◆ **REQUIREMENT**:
Every line of the entries below that includes "folder" belongs in the answer, copied as written.

◆ **INFORMATION**:
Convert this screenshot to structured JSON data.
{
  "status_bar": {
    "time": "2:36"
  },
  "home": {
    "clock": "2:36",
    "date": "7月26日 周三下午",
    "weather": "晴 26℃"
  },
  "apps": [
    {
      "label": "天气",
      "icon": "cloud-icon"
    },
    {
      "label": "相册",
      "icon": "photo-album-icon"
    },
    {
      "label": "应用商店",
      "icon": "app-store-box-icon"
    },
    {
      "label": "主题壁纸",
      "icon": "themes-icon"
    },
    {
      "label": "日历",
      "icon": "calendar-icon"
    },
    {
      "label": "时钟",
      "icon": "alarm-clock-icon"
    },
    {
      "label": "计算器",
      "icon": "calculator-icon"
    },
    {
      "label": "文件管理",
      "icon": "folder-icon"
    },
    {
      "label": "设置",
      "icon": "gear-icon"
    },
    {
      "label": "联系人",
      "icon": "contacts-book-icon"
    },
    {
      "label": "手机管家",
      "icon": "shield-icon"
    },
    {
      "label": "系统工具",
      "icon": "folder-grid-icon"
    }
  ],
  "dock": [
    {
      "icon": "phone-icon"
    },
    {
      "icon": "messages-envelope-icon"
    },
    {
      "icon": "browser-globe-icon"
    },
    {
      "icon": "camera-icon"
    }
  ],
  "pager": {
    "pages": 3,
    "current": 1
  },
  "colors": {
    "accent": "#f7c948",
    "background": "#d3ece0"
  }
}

◆ **WRITTEN RESPONSE**:
      "icon": "folder-icon"
      "icon": "folder-grid-icon"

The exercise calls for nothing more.